In years past I have frequently written about Japan’s “Knuckle Princess” Eri Yoshida, most recently in June 2014. Since then, I have periodically looked for information on the internet about her goings-on, but by and large there hasn’t been a whole lot to report.
On June 29, 2015, Eri won her first game for the Ishikawa Million Stars of Japan’s Baseball Challenge League, basically a Japanese Independent-A league. Eri had been associated with the Million Stars since 2013, so that first win was a long time coming.
In 2016, she tried out for Japan’s Women’s Team and reportedly gave up her knuckleball during her try-outs, instead trying to make the team as a “normal” pitcher. However, she was not one of the six pitchers to make the team.
Japan’s Women’s team is the best in the world, going 8-0 in the Women’s Baseball World Cup held in September 2016, with four of the games complete routs that ended early due to a ten-run mercy rule and a championship game in which Japan beat Canada 10-0. Even so, Yoshida has been playing with men for years, so her inability to make Japan’s Women’s team strongly suggests her participation in male leagues has been solely as a box office attraction, rather than based on any actual ability. Either that, or she should have stuck with the knuckleball during try-outs.
Yoshida turns 25 in January, so she is still young. I was once hopeful that she would develop her knuckleball and become at least a legitimate Indy-A pitcher. I definitely believe that the very best female pitchers could at least compete at the Indy-A level, as Ila Borders did in the Northern League in 1999. It is not yet out of the realm of possibility that Yoshida could do it too, but after essentially no professional progress since the 2012 season, I’m not particularly hopeful. The bloom is definitely off Yoshida’ rose at this point.
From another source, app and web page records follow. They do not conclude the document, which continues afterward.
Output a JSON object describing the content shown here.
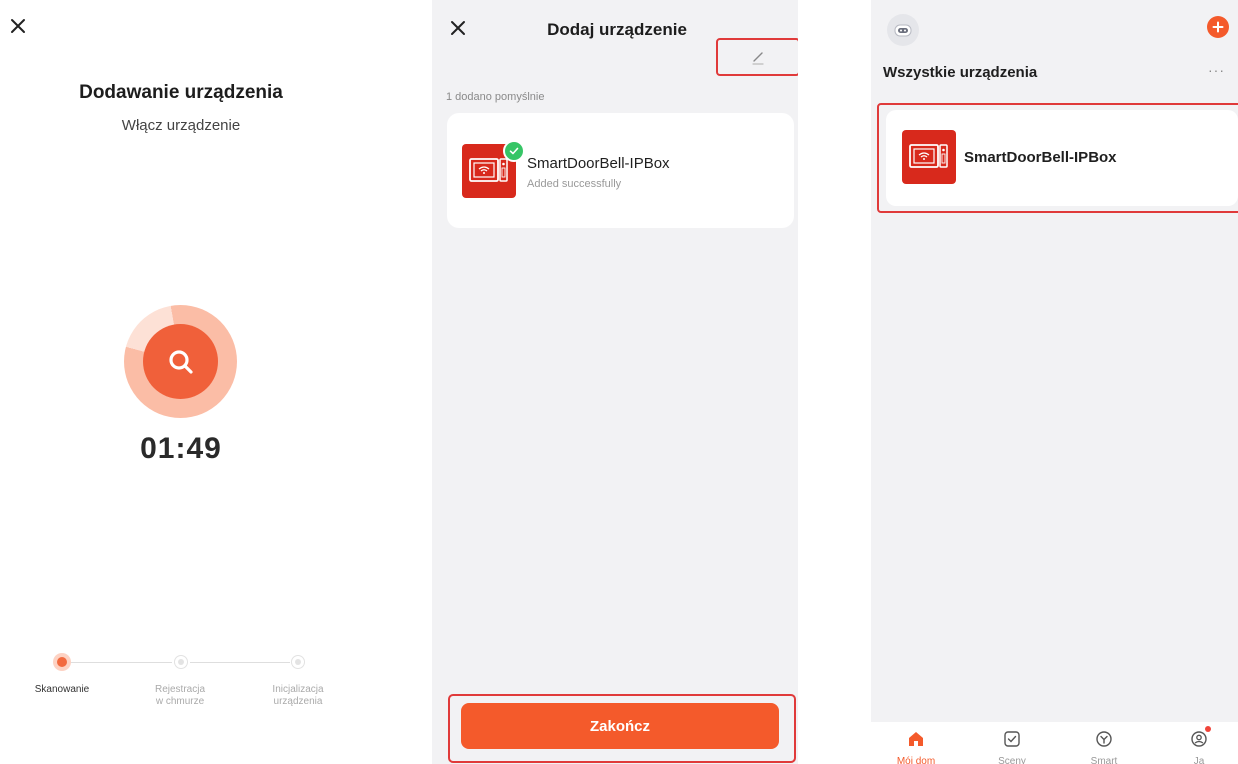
{
  "colors": {
    "accent": "#f45a2b",
    "device_red": "#d8291c",
    "highlight_border": "#e03a3a",
    "success_green": "#36c566",
    "screen_bg": "#f2f2f4"
  },
  "panel_scan": {
    "close_icon": "close-icon",
    "title": "Dodawanie urządzenia",
    "subtitle": "Włącz urządzenie",
    "timer": "01:49",
    "steps": [
      {
        "label": "Skanowanie",
        "state": "active"
      },
      {
        "label": "Rejestracja w chmurze",
        "label_line1": "Rejestracja",
        "label_line2": "w chmurze",
        "state": "inactive"
      },
      {
        "label": "Inicjalizacja urządzenia",
        "label_line1": "Inicjalizacja",
        "label_line2": "urządzenia",
        "state": "inactive"
      }
    ]
  },
  "panel_add": {
    "close_icon": "close-icon",
    "title": "Dodaj urządzenie",
    "success_count": "1 dodano pomyślnie",
    "device": {
      "name": "SmartDoorBell-IPBox",
      "status": "Added successfully",
      "icon": "doorbell-icon"
    },
    "edit_icon": "pencil-icon",
    "finish_label": "Zakończ"
  },
  "panel_home": {
    "section_title": "Wszystkie urządzenia",
    "more_label": "···",
    "device": {
      "name": "SmartDoorBell-IPBox",
      "icon": "doorbell-icon"
    },
    "tabs": [
      {
        "label": "Mój dom",
        "icon": "home-icon",
        "active": true
      },
      {
        "label": "Sceny",
        "icon": "check-square-icon",
        "active": false
      },
      {
        "label": "Smart",
        "icon": "smart-icon",
        "active": false
      },
      {
        "label": "Ja",
        "icon": "user-icon",
        "active": false
      }
    ]
  }
}
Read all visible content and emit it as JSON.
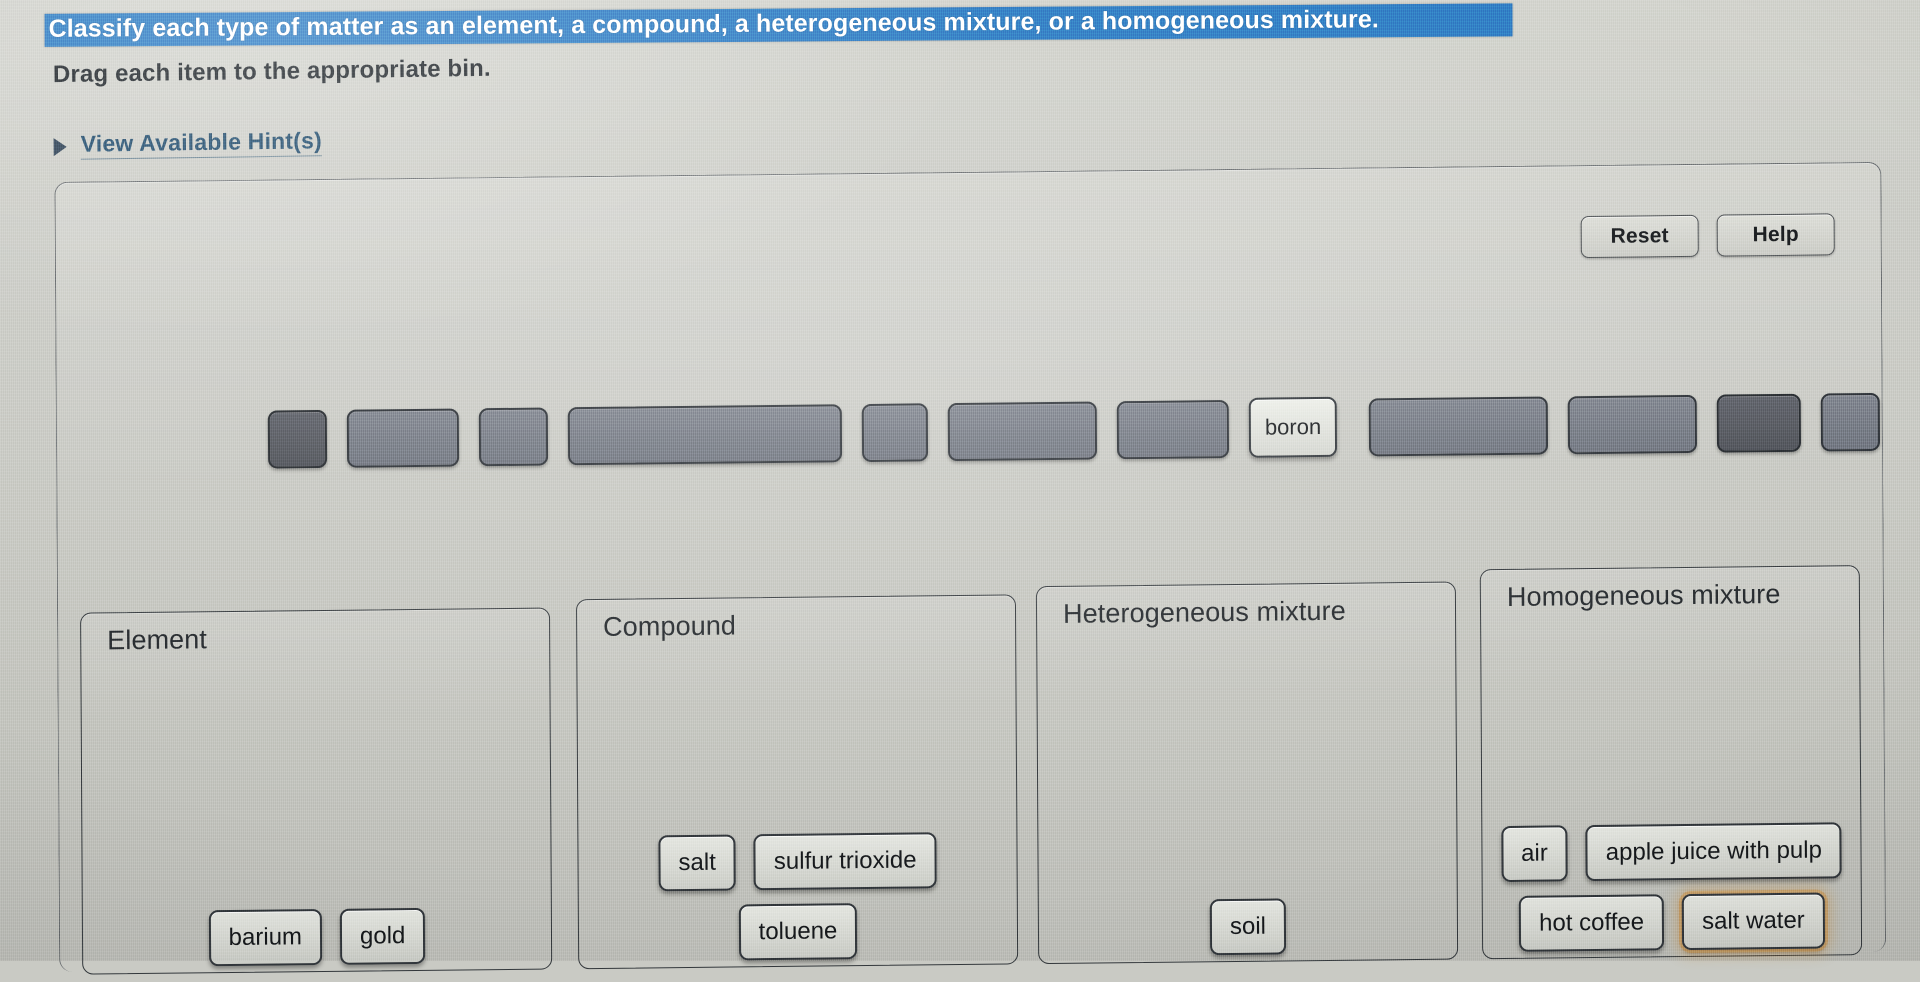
{
  "question": {
    "title": "Classify each type of matter as an element, a compound, a heterogeneous mixture, or a homogeneous mixture.",
    "instruction": "Drag each item to the appropriate bin.",
    "hints_label": "View Available Hint(s)",
    "hints_icon": "triangle-right-icon"
  },
  "toolbar": {
    "reset_label": "Reset",
    "help_label": "Help"
  },
  "tray": {
    "remaining_items": [
      "boron"
    ],
    "empty_slots": 11,
    "slot_widths": [
      55,
      108,
      65,
      270,
      62,
      145,
      108,
      175,
      125,
      80
    ]
  },
  "bins": [
    {
      "id": "element",
      "label": "Element",
      "items": [
        {
          "label": "barium",
          "highlight": false
        },
        {
          "label": "gold",
          "highlight": false
        }
      ]
    },
    {
      "id": "compound",
      "label": "Compound",
      "items": [
        {
          "label": "salt",
          "highlight": false
        },
        {
          "label": "sulfur trioxide",
          "highlight": false
        },
        {
          "label": "toluene",
          "highlight": false
        }
      ]
    },
    {
      "id": "heterogeneous-mixture",
      "label": "Heterogeneous mixture",
      "items": [
        {
          "label": "soil",
          "highlight": false
        }
      ]
    },
    {
      "id": "homogeneous-mixture",
      "label": "Homogeneous mixture",
      "items": [
        {
          "label": "air",
          "highlight": false
        },
        {
          "label": "apple juice with pulp",
          "highlight": false
        },
        {
          "label": "hot coffee",
          "highlight": false
        },
        {
          "label": "salt water",
          "highlight": true
        }
      ]
    }
  ],
  "colors": {
    "selection_highlight": "#2f7dc4",
    "link_text": "#1f4a6b",
    "page_background": "#c9cac4",
    "chip_face": "#dcded8",
    "empty_slot": "#787d87",
    "focus_glow": "#cb9246"
  }
}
If Yoshida intends to continue to pitch professionally, she might be best served returning to the U.S. and playing in one of what I call the fly-by-night Indy-A leagues, like California’s Pacific Association, for example, that are the bottom tier of the American Indy-A leagues. I suspect Japan’s Baseball Challenge League is too good a league for Yoshida’s currently modest baseball talents.